Word for word, copy the entire listing below, but do not carry over any pictures.

#### [Exercise materials]
════

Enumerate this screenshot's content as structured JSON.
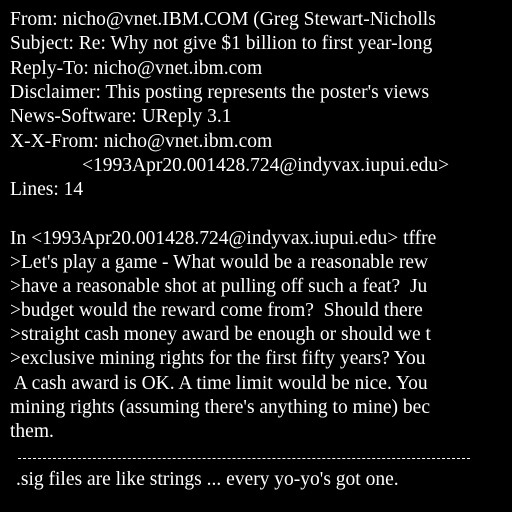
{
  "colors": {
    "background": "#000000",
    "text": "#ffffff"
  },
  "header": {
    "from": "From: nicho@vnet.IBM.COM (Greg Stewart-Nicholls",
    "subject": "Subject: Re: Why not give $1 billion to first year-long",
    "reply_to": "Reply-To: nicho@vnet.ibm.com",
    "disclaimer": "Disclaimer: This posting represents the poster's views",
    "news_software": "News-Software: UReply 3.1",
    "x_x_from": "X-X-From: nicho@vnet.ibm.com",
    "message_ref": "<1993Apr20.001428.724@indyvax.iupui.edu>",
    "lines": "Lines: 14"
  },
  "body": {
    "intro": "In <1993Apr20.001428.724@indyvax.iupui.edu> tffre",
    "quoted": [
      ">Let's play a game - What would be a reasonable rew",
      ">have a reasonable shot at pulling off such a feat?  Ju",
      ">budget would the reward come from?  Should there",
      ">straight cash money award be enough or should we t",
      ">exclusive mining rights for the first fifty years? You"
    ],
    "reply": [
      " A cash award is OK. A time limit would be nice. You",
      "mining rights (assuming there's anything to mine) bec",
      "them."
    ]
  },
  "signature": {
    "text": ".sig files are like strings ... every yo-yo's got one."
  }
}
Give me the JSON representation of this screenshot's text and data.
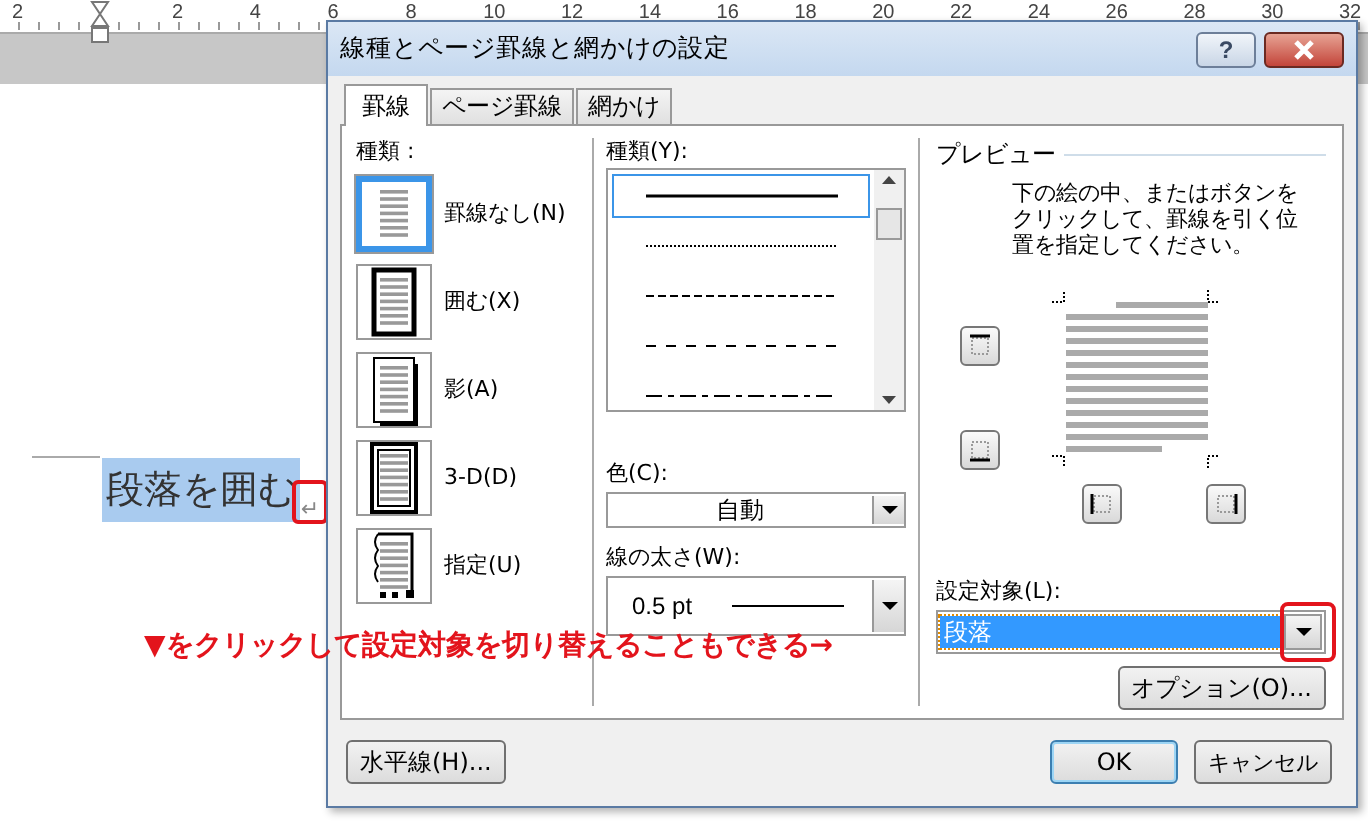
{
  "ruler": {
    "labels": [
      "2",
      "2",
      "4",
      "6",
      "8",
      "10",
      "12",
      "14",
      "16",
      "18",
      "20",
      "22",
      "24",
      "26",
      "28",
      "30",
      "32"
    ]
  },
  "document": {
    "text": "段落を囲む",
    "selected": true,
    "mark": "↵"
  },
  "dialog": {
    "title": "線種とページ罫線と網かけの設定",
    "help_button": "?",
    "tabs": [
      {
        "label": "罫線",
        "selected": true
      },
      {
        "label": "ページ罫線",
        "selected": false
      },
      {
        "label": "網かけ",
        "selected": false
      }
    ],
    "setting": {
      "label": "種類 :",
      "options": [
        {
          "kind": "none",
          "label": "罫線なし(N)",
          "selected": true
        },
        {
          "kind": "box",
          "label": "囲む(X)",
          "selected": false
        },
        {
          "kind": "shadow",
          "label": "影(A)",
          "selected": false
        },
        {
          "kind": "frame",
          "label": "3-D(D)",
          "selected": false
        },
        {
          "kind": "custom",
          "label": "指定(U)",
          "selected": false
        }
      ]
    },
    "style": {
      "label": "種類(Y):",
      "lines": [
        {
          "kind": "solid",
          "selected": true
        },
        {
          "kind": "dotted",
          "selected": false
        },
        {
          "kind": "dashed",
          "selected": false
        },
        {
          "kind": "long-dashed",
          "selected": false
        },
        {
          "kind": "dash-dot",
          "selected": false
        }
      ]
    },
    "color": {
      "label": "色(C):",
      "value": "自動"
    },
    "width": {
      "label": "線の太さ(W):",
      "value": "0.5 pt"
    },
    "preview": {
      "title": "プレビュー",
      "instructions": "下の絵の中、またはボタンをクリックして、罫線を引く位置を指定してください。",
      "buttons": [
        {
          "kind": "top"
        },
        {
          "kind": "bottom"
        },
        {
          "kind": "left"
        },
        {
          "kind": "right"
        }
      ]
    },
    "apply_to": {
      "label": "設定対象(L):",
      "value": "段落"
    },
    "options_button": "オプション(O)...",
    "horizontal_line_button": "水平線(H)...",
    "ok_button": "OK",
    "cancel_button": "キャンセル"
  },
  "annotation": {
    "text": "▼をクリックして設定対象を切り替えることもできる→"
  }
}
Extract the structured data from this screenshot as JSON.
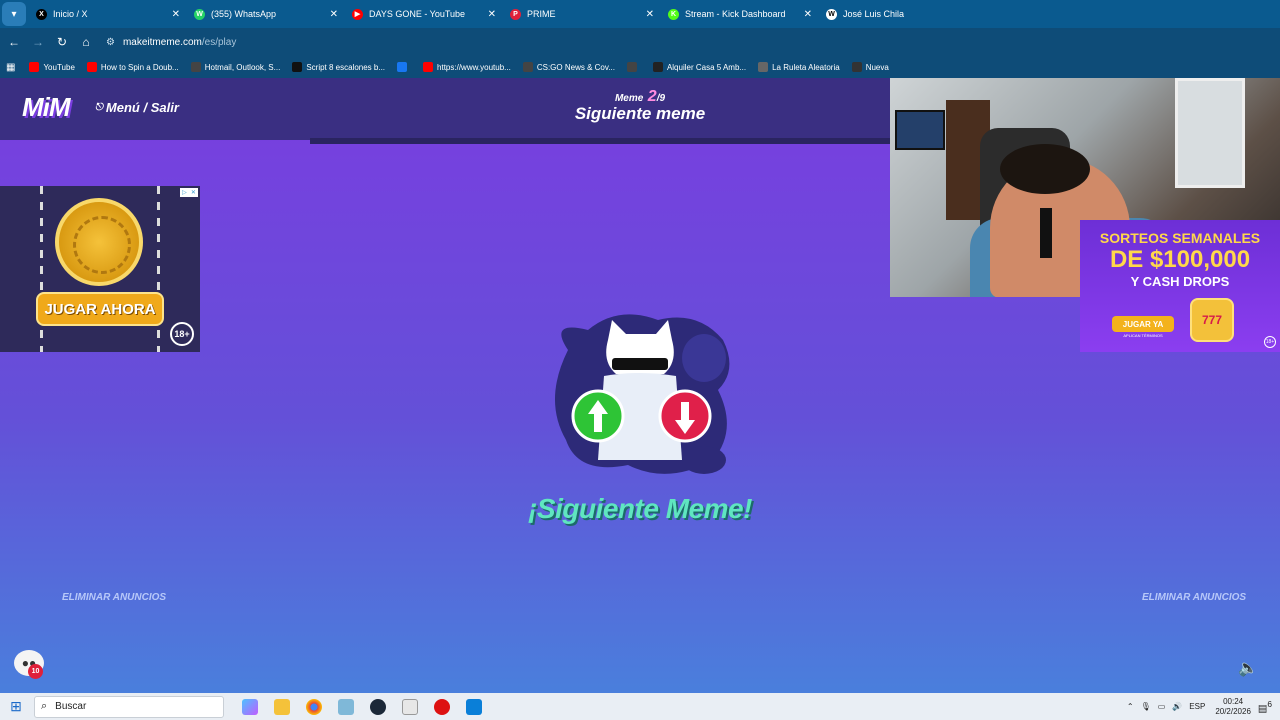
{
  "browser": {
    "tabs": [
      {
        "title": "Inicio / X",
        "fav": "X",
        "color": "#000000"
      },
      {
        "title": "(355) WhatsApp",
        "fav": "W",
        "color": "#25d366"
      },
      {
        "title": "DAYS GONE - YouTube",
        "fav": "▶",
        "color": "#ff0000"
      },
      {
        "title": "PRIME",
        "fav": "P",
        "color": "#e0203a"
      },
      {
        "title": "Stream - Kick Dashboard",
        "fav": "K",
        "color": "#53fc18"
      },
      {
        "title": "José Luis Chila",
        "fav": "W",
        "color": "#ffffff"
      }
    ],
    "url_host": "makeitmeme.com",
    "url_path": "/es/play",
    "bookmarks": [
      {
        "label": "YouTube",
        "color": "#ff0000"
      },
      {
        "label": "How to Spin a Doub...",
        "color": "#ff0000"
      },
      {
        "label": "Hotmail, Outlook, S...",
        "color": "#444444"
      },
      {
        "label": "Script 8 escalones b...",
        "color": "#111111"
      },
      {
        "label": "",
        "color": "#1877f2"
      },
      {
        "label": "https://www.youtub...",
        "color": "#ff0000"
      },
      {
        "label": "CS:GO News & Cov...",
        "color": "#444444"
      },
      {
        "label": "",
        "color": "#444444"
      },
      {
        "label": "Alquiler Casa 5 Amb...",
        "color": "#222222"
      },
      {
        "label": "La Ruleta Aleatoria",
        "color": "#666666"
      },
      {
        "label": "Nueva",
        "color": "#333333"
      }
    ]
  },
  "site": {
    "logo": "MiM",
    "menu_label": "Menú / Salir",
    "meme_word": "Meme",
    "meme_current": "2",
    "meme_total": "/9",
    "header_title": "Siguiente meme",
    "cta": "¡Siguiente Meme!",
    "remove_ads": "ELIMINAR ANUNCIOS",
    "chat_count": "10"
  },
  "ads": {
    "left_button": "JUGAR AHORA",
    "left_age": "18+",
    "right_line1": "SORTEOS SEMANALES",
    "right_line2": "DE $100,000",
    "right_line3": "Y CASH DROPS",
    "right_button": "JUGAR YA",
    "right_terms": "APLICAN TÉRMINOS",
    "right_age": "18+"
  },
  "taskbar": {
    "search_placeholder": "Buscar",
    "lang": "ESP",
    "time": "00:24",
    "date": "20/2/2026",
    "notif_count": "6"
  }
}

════

#### [Answer for this exercise]
Enumerate this screenshot's content as structured JSON.
{
  "colors": {
    "background": "#000000",
    "text": "#ffffff"
  },
  "header": {
    "from": "From: nicho@vnet.IBM.COM (Greg Stewart-Nicholls",
    "subject": "Subject: Re: Why not give $1 billion to first year-long",
    "reply_to": "Reply-To: nicho@vnet.ibm.com",
    "disclaimer": "Disclaimer: This posting represents the poster's views",
    "news_software": "News-Software: UReply 3.1",
    "x_x_from": "X-X-From: nicho@vnet.ibm.com",
    "message_ref": "<1993Apr20.001428.724@indyvax.iupui.edu>",
    "lines": "Lines: 14"
  },
  "body": {
    "intro": "In <1993Apr20.001428.724@indyvax.iupui.edu> tffre",
    "quoted": [
      ">Let's play a game - What would be a reasonable rew",
      ">have a reasonable shot at pulling off such a feat?  Ju",
      ">budget would the reward come from?  Should there",
      ">straight cash money award be enough or should we t",
      ">exclusive mining rights for the first fifty years? You"
    ],
    "reply": [
      " A cash award is OK. A time limit would be nice. You",
      "mining rights (assuming there's anything to mine) bec",
      "them."
    ]
  },
  "signature": {
    "text": ".sig files are like strings ... every yo-yo's got one."
  }
}
Give me the JSON representation of this screenshot's text and data.
{
  "ruler": {
    "labels": [
      "2",
      "2",
      "4",
      "6",
      "8",
      "10",
      "12",
      "14",
      "16",
      "18",
      "20",
      "22",
      "24",
      "26",
      "28",
      "30",
      "32"
    ]
  },
  "document": {
    "text": "段落を囲む",
    "selected": true,
    "mark": "↵"
  },
  "dialog": {
    "title": "線種とページ罫線と網かけの設定",
    "help_button": "?",
    "tabs": [
      {
        "label": "罫線",
        "selected": true
      },
      {
        "label": "ページ罫線",
        "selected": false
      },
      {
        "label": "網かけ",
        "selected": false
      }
    ],
    "setting": {
      "label": "種類 :",
      "options": [
        {
          "kind": "none",
          "label": "罫線なし(N)",
          "selected": true
        },
        {
          "kind": "box",
          "label": "囲む(X)",
          "selected": false
        },
        {
          "kind": "shadow",
          "label": "影(A)",
          "selected": false
        },
        {
          "kind": "frame",
          "label": "3-D(D)",
          "selected": false
        },
        {
          "kind": "custom",
          "label": "指定(U)",
          "selected": false
        }
      ]
    },
    "style": {
      "label": "種類(Y):",
      "lines": [
        {
          "kind": "solid",
          "selected": true
        },
        {
          "kind": "dotted",
          "selected": false
        },
        {
          "kind": "dashed",
          "selected": false
        },
        {
          "kind": "long-dashed",
          "selected": false
        },
        {
          "kind": "dash-dot",
          "selected": false
        }
      ]
    },
    "color": {
      "label": "色(C):",
      "value": "自動"
    },
    "width": {
      "label": "線の太さ(W):",
      "value": "0.5 pt"
    },
    "preview": {
      "title": "プレビュー",
      "instructions": "下の絵の中、またはボタンをクリックして、罫線を引く位置を指定してください。",
      "buttons": [
        {
          "kind": "top"
        },
        {
          "kind": "bottom"
        },
        {
          "kind": "left"
        },
        {
          "kind": "right"
        }
      ]
    },
    "apply_to": {
      "label": "設定対象(L):",
      "value": "段落"
    },
    "options_button": "オプション(O)...",
    "horizontal_line_button": "水平線(H)...",
    "ok_button": "OK",
    "cancel_button": "キャンセル"
  },
  "annotation": {
    "text": "▼をクリックして設定対象を切り替えることもできる→"
  }
}
Extract the structured data from this screenshot as JSON.
{
  "browser": {
    "tabs": [
      {
        "title": "Inicio / X",
        "fav": "X",
        "color": "#000000"
      },
      {
        "title": "(355) WhatsApp",
        "fav": "W",
        "color": "#25d366"
      },
      {
        "title": "DAYS GONE - YouTube",
        "fav": "▶",
        "color": "#ff0000"
      },
      {
        "title": "PRIME",
        "fav": "P",
        "color": "#e0203a"
      },
      {
        "title": "Stream - Kick Dashboard",
        "fav": "K",
        "color": "#53fc18"
      },
      {
        "title": "José Luis Chila",
        "fav": "W",
        "color": "#ffffff"
      }
    ],
    "url_host": "makeitmeme.com",
    "url_path": "/es/play",
    "bookmarks": [
      {
        "label": "YouTube",
        "color": "#ff0000"
      },
      {
        "label": "How to Spin a Doub...",
        "color": "#ff0000"
      },
      {
        "label": "Hotmail, Outlook, S...",
        "color": "#444444"
      },
      {
        "label": "Script 8 escalones b...",
        "color": "#111111"
      },
      {
        "label": "",
        "color": "#1877f2"
      },
      {
        "label": "https://www.youtub...",
        "color": "#ff0000"
      },
      {
        "label": "CS:GO News & Cov...",
        "color": "#444444"
      },
      {
        "label": "",
        "color": "#444444"
      },
      {
        "label": "Alquiler Casa 5 Amb...",
        "color": "#222222"
      },
      {
        "label": "La Ruleta Aleatoria",
        "color": "#666666"
      },
      {
        "label": "Nueva",
        "color": "#333333"
      }
    ]
  },
  "site": {
    "logo": "MiM",
    "menu_label": "Menú / Salir",
    "meme_word": "Meme",
    "meme_current": "2",
    "meme_total": "/9",
    "header_title": "Siguiente meme",
    "cta": "¡Siguiente Meme!",
    "remove_ads": "ELIMINAR ANUNCIOS",
    "chat_count": "10"
  },
  "ads": {
    "left_button": "JUGAR AHORA",
    "left_age": "18+",
    "right_line1": "SORTEOS SEMANALES",
    "right_line2": "DE $100,000",
    "right_line3": "Y CASH DROPS",
    "right_button": "JUGAR YA",
    "right_terms": "APLICAN TÉRMINOS",
    "right_age": "18+"
  },
  "taskbar": {
    "search_placeholder": "Buscar",
    "lang": "ESP",
    "time": "00:24",
    "date": "20/2/2026",
    "notif_count": "6"
  }
}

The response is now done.